“Governance has failed and deteriorated, and along with this deterioration and the changing times, the government has failed to shoulder the responsibility and deliver,” Das, a former Chief Secretary of the government of Assam, said. Baruah felt that the government should address the myriad issues seriously and sincerely and see how best they can be resolved so as to keep peace and harmony in society.

The meeting signed off with vibrant painter Noni Borpuzari’s reflections on peace which he otherwise expresses on canvas and the artist’s views on violence and its impact on society.

International Day of Peace: A Backgrounder

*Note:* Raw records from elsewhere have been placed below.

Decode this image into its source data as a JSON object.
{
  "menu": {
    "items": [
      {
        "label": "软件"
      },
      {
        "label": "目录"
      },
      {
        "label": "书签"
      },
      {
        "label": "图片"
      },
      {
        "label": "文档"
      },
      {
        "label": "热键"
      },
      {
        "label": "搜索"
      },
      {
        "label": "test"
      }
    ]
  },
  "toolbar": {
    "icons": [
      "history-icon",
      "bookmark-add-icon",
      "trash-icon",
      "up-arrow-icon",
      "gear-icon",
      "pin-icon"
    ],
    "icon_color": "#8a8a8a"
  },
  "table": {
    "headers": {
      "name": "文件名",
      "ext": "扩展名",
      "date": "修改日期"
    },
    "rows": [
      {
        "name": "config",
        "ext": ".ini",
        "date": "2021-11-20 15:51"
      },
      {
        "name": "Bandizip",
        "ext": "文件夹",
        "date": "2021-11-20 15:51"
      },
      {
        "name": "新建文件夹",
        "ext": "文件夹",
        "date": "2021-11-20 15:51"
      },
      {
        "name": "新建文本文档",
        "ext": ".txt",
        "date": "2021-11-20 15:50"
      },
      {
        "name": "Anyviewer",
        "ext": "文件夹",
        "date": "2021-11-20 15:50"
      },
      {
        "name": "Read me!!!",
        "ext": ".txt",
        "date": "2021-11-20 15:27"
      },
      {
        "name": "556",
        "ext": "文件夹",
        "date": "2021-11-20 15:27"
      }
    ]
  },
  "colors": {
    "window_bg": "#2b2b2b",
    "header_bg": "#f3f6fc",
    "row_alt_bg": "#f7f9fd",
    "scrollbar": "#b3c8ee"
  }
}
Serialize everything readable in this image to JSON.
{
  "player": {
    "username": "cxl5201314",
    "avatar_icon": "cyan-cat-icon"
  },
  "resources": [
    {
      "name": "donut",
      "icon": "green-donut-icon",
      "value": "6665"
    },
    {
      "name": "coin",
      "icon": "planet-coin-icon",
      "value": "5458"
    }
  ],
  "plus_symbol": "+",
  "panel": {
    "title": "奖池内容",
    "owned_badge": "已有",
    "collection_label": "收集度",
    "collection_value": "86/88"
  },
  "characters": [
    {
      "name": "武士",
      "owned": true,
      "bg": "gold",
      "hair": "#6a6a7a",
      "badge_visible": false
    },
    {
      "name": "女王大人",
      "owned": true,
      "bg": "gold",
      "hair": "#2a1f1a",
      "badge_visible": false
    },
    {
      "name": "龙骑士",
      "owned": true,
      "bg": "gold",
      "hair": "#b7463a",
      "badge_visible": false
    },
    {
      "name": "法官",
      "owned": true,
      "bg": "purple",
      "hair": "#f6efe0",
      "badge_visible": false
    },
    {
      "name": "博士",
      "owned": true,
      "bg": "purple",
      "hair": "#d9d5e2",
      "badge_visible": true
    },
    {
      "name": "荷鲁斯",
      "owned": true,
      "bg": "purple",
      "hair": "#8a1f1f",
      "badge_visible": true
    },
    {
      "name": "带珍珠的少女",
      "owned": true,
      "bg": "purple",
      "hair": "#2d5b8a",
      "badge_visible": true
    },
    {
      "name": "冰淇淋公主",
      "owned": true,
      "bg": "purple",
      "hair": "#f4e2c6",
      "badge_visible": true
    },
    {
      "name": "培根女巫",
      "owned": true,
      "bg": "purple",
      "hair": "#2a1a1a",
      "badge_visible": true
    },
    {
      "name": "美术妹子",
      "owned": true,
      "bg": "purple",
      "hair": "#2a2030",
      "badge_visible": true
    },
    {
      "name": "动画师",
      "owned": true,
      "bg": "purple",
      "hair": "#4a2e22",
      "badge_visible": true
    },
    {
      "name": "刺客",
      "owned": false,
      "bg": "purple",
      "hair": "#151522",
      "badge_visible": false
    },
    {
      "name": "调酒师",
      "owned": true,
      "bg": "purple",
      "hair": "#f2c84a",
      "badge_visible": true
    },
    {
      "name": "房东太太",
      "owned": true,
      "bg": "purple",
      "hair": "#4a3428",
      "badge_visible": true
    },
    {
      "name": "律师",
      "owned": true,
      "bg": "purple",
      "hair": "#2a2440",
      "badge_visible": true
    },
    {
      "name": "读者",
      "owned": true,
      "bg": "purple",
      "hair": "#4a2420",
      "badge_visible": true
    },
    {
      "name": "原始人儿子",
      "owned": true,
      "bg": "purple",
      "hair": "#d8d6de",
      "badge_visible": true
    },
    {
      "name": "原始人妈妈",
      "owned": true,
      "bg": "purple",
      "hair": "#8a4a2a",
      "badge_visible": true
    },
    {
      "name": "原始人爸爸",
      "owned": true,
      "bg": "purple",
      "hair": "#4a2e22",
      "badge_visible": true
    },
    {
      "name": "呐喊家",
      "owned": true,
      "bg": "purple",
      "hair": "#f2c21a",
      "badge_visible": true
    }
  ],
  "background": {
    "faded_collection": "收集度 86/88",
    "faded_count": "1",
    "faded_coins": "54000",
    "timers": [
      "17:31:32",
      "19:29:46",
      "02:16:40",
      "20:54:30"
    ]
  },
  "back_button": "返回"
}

The United Nations International Day of Peace was established in 1981 by resolution 36/67 of the General Assembly to coincide every year with its opening session in September. In 2001, through resolution 55/282, the Day was fixed annually on September 21 and was meant to become a day of global ceasefire and non-violence. It is also an invitation to all nations and people to honor a cessation of hostilities for the duration of the Day.

The UN resolution invites all Member States, organisations of the United Nations system, regional and non-governmental organisations and individuals to “commemorate, in an appropriate manner, the International Day of Peace, including through education and public awareness, and to cooperate with the United Nations in the establishment of the global ceasefire.”

A day like World Peace Day can hope to achieve the following:

At the most basic level, the day calls for 24-hours of worldwide ceasefire and non-violence
It exists to give people a chance to call for peace, individually or collectively
In countries that have witnessed an extended period of peace, it is first and foremost a day for people on which to truly appreciate how fortunate this is, that it is important to work to maintain peace, and that it should never be taken for granted.
It is also a day to educate oneself about all those not so fortunate people who are living in conflict areas, and to express solidarity with them
It is a day to let political and communal leaders know that peace should take a central position in their policies
In conflict areas, September 21 also offers some concrete possibilities. It might provide a symbolic moment to start peace processes or negotiations. It gives added force to a call for peace and ceasefire. When the ceasefire is honoured, it provides an opportunity to access areas that might otherwise be closed off, to bring people there food, medicine or other necessities